Evaluating the worth of a general through the analysis of his actions in combat is no easy task. The task is made harder when the battles he led are more than one hundred years in the past. The general’s actions must be examined through the use of primary and secondary sources and knowledge of the campaign. I will show that General Sheridan displayed excellent generalship in his actions and planning during the Appomattox campaign. Sources say General Philip Sheridan’s leadership following the evacuation of Petersburg is said to have been astounding. Perhaps the greatest testament to this claim are the words General Grant had to share regarding Sheridan’s actions. General Grant believed, “General Sheridan has no superior as a general, either
Leadership development in the military is critical to its mission and objectives. Understanding and embracing leadership will foster an agile culture and facilitate attainment of strategic goals. People desire quality leadership to assist with achieving their goals, albeit personal or professional development. Having a clear vision and the motivation to perform at high-levels influences others to work synergistically together to achieve organizational goals. Insomuch, employees value being treated respectfully, fairly, and ethically. Leaders serve people best when they help them develop their own initiative and good judgment, enable them to grow, and help them become better contributors.
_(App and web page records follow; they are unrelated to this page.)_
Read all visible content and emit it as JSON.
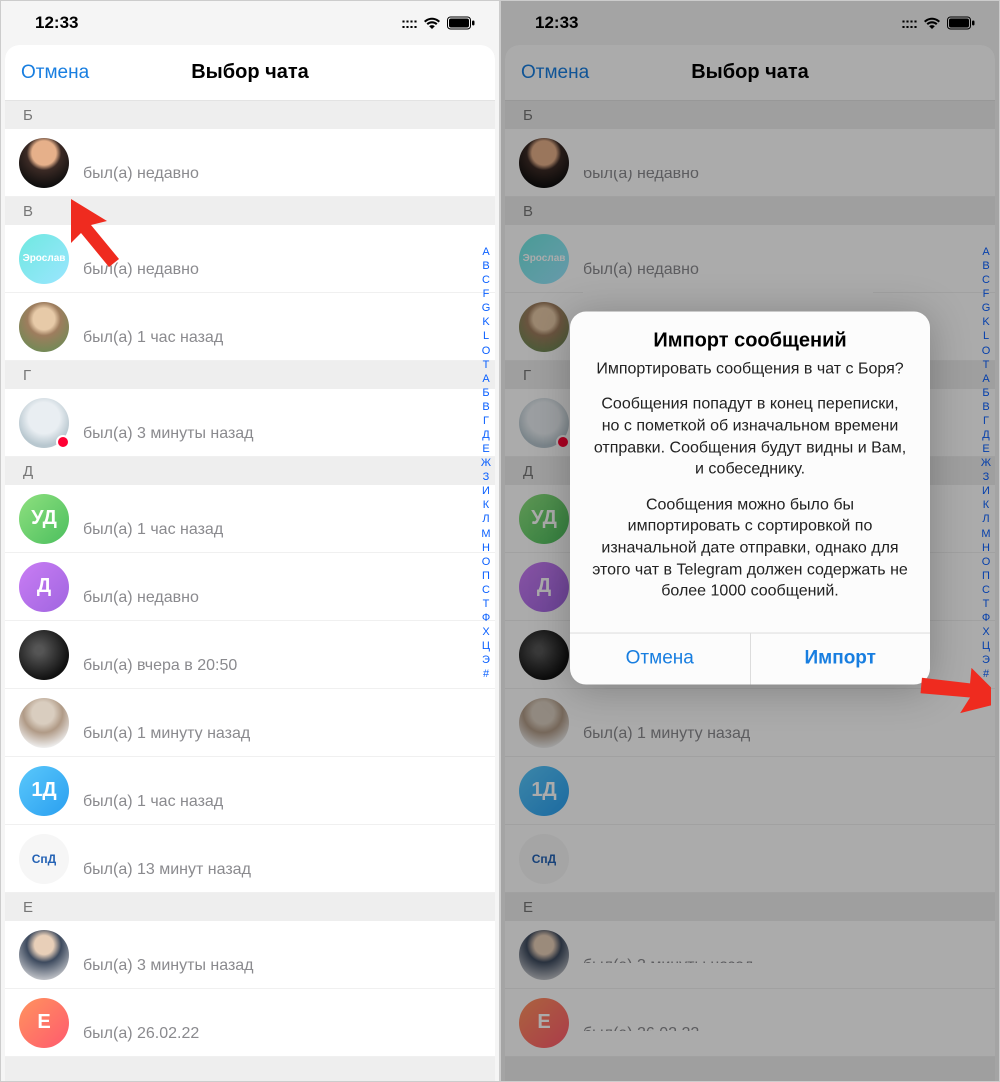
{
  "status": {
    "time": "12:33"
  },
  "nav": {
    "cancel": "Отмена",
    "title": "Выбор чата"
  },
  "dialog": {
    "title": "Импорт сообщений",
    "p1": "Импортировать сообщения в чат с Боря?",
    "p2": "Сообщения попадут в конец переписки, но с пометкой об изначальном времени отправки. Сообщения будут видны и Вам, и собеседнику.",
    "p3": "Сообщения можно было бы импортировать с сортировкой по изначальной дате отправки, однако для этого чат в Telegram должен содержать не более 1000 сообщений.",
    "cancel": "Отмена",
    "confirm": "Импорт"
  },
  "sections": {
    "b": "Б",
    "v": "В",
    "g": "Г",
    "d": "Д",
    "e": "Е"
  },
  "statuses": {
    "recently": "был(а) недавно",
    "h1": "был(а) 1 час назад",
    "m3": "был(а) 3 минуты назад",
    "m1": "был(а) 1 минуту назад",
    "yesterday": "был(а) вчера в 20:50",
    "m13": "был(а) 13 минут назад",
    "date": "был(а) 26.02.22"
  },
  "avatars": {
    "ud": "УД",
    "d": "Д",
    "one_d": "1Д",
    "e": "Е",
    "eroslav": "Эрослав"
  },
  "index_letters": [
    "A",
    "B",
    "C",
    "F",
    "G",
    "K",
    "L",
    "O",
    "T",
    "A",
    "Б",
    "В",
    "Г",
    "Д",
    "Е",
    "Ж",
    "З",
    "И",
    "К",
    "Л",
    "М",
    "Н",
    "О",
    "П",
    "С",
    "Т",
    "Ф",
    "Х",
    "Ц",
    "Э",
    "#"
  ]
}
Leadership goals should always contain methods of a continuous process of learning through education, training, and individual experiences that help ensure that the message will be communicated in a confident and competent manner when leading troops. Soldiers tend to follow leaders that demonstrate and live the Army values, while displaying their confidence in every decision that affects change. Leaders are not born as organizational or tactical leaders; but grown by their genetic determinism, which is inside and the characteristics they work toward; that mold is which type leader they will become. Not just anyone can lead; you must have the desire to lead, be willing to make the commitment to being a leader, and prepare yourself properly, then you have the desire to become a leader. (Fulton, 1995).
Born November 11, 1885 in San Gabriel, California, General George Smith Patton, Jr. was one of the most complicated, yet greatest leaders in military history. On June 11, 1909, he attended the Virginia Military Institute (VMI) for a year and then to the United States Military Academy at West Point where he commissioned as a Second Lieutenant in the 15th cavalry Regiment. Growing up, Patton’s ultimate life goal was to become a hero and a successful leader. In Robert B. Williamson’s book, “General Patton’s Principles for Life & Leadership”, the author takes a personal account of Patton’s principles which he lived and fought for. These main principles consisted of the following: Leadership,